Trek’s updated Fuel EX now features storage in the downtube, 29er wheels, more travel and a gorgeous frame… oh and it’s rollicking fast too
The updated Trek Fuel EX now features storage in the downtube, 29er wheels, more travel and a gorgeous frame… oh and it’s rollicking fast too.
Trek Fuel EX 9.8 review
Winner of our Bike of the Year award in 2017, the Fuel EX easily impressed us with its turn of speed, capable suspension and its ability to excel on any trail.
Three years on, and the Fuel EX is still a 130mm travel 29er trail bike, but Trek has moved things forward once again.
Fork travel has been upped to 140mm to make the bike even more capable and the mix and match carbon/alloy frame options on the high-end bikes are gone. Instead, all 9 series Fuel EXs now get a full carbon frame, with a one-piece magnesium rocker link, and the frame is now covered by a lifetime warranty.
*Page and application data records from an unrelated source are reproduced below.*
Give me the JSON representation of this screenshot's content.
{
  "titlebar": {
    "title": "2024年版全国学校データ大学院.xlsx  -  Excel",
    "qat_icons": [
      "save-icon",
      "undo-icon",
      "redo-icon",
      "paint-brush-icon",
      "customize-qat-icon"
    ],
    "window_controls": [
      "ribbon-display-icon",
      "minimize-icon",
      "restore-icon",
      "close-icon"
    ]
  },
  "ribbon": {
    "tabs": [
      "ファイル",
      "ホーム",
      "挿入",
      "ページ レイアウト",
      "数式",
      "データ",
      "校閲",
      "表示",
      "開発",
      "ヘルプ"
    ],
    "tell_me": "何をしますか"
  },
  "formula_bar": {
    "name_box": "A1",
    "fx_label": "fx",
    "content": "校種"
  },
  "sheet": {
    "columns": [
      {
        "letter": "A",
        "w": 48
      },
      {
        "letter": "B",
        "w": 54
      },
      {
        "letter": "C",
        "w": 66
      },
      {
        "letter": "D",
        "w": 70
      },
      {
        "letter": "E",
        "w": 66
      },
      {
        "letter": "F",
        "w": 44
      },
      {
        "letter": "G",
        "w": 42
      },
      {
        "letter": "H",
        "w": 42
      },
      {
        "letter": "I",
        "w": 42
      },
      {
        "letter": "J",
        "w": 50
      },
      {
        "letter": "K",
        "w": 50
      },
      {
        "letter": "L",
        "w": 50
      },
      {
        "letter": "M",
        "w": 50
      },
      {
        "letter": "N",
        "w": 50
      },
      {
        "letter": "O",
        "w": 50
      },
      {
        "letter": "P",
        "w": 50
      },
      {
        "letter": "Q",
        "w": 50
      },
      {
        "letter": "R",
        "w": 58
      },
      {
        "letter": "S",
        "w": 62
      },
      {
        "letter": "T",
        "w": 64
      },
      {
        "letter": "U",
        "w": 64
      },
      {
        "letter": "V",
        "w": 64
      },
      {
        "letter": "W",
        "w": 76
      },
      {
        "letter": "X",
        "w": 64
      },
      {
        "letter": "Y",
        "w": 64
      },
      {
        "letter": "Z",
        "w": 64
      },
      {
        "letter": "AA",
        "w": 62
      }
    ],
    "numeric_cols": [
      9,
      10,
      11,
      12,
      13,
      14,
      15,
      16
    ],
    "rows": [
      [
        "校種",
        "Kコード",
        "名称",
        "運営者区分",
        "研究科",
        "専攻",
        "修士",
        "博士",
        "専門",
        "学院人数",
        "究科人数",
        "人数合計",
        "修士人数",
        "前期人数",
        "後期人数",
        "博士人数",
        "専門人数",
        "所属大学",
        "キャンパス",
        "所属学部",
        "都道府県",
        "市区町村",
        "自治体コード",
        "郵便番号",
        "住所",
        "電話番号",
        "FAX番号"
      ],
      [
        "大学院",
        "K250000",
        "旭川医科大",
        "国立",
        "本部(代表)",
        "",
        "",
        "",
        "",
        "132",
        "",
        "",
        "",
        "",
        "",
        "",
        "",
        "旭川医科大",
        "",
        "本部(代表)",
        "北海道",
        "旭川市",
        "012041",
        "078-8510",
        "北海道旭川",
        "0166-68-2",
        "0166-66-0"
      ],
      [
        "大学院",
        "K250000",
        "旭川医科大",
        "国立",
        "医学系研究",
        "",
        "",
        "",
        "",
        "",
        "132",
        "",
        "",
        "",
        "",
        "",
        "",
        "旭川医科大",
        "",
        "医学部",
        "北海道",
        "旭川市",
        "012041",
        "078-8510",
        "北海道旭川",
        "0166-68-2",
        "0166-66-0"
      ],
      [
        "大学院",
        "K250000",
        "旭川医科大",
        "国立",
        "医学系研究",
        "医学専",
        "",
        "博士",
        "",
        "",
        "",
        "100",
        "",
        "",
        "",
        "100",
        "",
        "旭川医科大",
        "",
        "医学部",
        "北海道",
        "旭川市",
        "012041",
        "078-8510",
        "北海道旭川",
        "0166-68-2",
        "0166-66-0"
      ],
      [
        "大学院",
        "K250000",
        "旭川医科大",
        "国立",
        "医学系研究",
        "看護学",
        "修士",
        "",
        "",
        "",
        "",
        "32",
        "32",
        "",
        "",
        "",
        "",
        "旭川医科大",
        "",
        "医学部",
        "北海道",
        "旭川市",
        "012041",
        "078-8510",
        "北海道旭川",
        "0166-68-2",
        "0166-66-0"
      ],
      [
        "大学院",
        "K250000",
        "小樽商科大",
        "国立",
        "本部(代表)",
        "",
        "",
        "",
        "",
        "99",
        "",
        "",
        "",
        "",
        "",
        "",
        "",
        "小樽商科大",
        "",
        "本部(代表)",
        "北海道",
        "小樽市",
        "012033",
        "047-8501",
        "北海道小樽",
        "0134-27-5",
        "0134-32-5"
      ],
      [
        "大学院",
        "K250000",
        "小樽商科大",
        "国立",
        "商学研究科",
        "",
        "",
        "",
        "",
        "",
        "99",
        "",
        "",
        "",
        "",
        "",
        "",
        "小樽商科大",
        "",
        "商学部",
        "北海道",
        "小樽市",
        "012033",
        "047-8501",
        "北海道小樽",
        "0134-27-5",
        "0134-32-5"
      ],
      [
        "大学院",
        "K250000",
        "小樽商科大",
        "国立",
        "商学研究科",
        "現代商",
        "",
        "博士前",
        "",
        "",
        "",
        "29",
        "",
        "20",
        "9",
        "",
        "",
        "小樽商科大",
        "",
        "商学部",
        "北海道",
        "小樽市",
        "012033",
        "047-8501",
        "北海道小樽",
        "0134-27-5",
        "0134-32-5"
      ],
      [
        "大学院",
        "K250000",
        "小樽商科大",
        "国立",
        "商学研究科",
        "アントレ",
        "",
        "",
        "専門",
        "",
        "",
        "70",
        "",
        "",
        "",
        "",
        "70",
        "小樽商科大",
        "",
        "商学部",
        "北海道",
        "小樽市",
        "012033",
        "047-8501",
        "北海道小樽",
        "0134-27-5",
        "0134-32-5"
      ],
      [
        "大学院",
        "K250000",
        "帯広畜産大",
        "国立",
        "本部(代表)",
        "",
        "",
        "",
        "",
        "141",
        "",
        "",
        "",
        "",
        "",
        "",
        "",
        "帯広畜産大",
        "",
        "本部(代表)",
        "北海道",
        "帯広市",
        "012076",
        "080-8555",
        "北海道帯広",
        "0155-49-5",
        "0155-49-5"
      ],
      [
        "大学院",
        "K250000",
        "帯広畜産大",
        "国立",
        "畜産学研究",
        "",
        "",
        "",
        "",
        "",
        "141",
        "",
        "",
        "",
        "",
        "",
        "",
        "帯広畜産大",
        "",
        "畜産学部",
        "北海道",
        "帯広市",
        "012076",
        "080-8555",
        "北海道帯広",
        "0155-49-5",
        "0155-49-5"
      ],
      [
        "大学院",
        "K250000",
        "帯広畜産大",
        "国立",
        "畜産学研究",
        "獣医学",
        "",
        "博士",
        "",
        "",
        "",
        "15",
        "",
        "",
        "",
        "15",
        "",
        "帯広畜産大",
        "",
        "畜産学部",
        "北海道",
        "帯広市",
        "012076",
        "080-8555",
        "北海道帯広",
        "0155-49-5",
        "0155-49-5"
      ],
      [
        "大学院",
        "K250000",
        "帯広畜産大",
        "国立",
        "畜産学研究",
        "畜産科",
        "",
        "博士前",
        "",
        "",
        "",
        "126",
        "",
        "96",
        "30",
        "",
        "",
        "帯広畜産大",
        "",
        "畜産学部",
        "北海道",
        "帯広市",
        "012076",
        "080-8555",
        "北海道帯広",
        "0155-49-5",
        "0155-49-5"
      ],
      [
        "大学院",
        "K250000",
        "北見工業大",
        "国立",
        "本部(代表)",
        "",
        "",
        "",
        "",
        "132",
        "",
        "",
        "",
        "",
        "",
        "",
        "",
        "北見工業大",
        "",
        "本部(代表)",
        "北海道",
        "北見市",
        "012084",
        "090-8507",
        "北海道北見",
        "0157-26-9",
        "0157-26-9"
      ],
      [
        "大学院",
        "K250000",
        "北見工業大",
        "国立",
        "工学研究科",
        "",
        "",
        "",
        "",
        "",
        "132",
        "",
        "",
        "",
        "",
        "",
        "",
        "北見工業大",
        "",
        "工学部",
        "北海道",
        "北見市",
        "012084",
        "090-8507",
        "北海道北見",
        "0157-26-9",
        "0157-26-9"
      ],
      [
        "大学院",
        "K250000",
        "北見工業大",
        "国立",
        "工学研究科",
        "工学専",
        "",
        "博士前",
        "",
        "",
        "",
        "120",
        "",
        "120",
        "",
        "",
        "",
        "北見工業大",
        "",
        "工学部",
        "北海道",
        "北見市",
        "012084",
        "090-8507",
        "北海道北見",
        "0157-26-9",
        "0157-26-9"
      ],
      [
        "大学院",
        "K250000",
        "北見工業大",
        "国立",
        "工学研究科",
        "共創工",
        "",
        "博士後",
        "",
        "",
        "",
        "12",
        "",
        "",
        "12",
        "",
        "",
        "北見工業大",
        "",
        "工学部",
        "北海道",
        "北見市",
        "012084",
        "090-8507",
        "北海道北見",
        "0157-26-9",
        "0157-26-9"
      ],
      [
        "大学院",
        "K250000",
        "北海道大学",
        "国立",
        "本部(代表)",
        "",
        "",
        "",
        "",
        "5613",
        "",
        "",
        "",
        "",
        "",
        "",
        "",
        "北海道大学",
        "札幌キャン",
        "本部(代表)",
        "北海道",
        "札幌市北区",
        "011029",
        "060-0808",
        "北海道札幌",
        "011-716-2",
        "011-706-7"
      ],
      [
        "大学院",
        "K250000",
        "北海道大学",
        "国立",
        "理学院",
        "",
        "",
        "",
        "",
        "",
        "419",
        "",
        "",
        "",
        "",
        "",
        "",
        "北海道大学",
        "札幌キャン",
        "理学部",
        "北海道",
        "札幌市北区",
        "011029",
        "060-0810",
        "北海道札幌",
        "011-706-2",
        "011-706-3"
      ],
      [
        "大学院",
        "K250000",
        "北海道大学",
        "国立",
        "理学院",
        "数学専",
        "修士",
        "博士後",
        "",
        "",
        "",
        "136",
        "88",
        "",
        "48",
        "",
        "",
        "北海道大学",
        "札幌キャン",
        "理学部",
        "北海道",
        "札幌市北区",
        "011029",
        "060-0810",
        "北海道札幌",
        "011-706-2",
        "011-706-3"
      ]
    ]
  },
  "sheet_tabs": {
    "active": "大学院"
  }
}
Sizing on the Fuel EX has moved forward too. Our size L test bike growing by 12mm to sport an ample 470mm reach measurement. We’ve complained about overly slack seat angles on Trek bikes in the past, so we welcomed the steeper seat tube on the latest version. Granted, at 67.2 degrees it’s not as steep as some, but it still allowed us to run the saddle centered on the seat post, without having to sit on the nose of the saddle for climbing.
Trek first eliminated the Full Floater linage on the Trek Slash, then the Trek Remedy and now the Fuel EX. To be fair, it was something of a hangover from the days when Trek had an inferiority complex about its suspension. More importantly, ditching it has freed up space for the new thru-shaft shock. There’s no oil displacement with this design, but the shock still has a thermal compensation chamber that looks like a tiny piggyback. The RE:aktiv damped shock is easy to set-up and with three distinct compression settings at the flick of a lever, it’s easy to match the damping to the terrain. Just don’t expect a super-firm pedal platform as the RE:aktiv damper is super sensitive off the top.
With shallow knobs, the 2.6in Bontrager XR4 Team Issue tyres are sporty, but they lack a pronounced edge on which to push in loose corners. The lack of knob height also makes the tyres more pressure sensitive. With no real knobs to squish, you need to drop the tyre pressure by a couple of psi to stop the ride from feeling too harsh. Thankfully, the tyres have reinforced Inner Strength sidewalls that make this possible without having to tiptoe through rocks for fear of puncturing.
Getting the front-end height dialled in was a little tricky too. Trek provides three 10mm interlocking headset spacers to match the Knock Block stem, but we’d like to see a couple of 5mm spacers and a 2.5mm for really fine-tuning the handlebar height.
We liked the lever shape of the SLX four piston disc brakes, and thankfully we had none of the shifting bite-point issues associated with the more expensive XT and XTR brakes. Raw power wasn’t quite as impressive as the SRAM Code brakes on the Specialized Stumpjumper though.
We spent the first couple of rides on the Fuel EX 9.8 chasing a knocking sound around the frame. We removed the BITS storage door and burrito, checked the Knock Block headset was secure, battened down all of the cables and tightened the new universal derailleur hanger, all to no avail. It wasn’t until we cinched up all of the pivot bolts that silence was restored and we could shift our focus back to the performance of the bike.
If we had to describe the new Fuel EX in a single word it would be “direct”. Not only does it feel like the fastest way from A to B, it’s tight and responsive when you want it to be, but remains sensitive enough to iron out the chatter. We really liked how light it feels to pedal and how the Fuel EX fires you out of corners faster than you entered them.
Yes, the shock feels more active than the Stumpy we you stand up to pedal, but stay seated on the steepest climbs and the Fuel EX makes everything feel easier.
Trek has done and amazing job with the new Fuel EX, retaining the blistering pace of the old design while bringing the sizing, suspension and handling up-to-date. It's not quite perfect though. The bar and stem don't offer enough rise, and we’d like more headset spacer options to fine-tune bar height. There’s no faulting the ride quality of the Fuel EX 9.8 though. The suspension offers stacks of traction and plenty of support for raining turns. Yes, the custom shock doesn't offer the firmest level of support when stomping on the pedals, but this doesn't appear the slow the Fuel EX down any.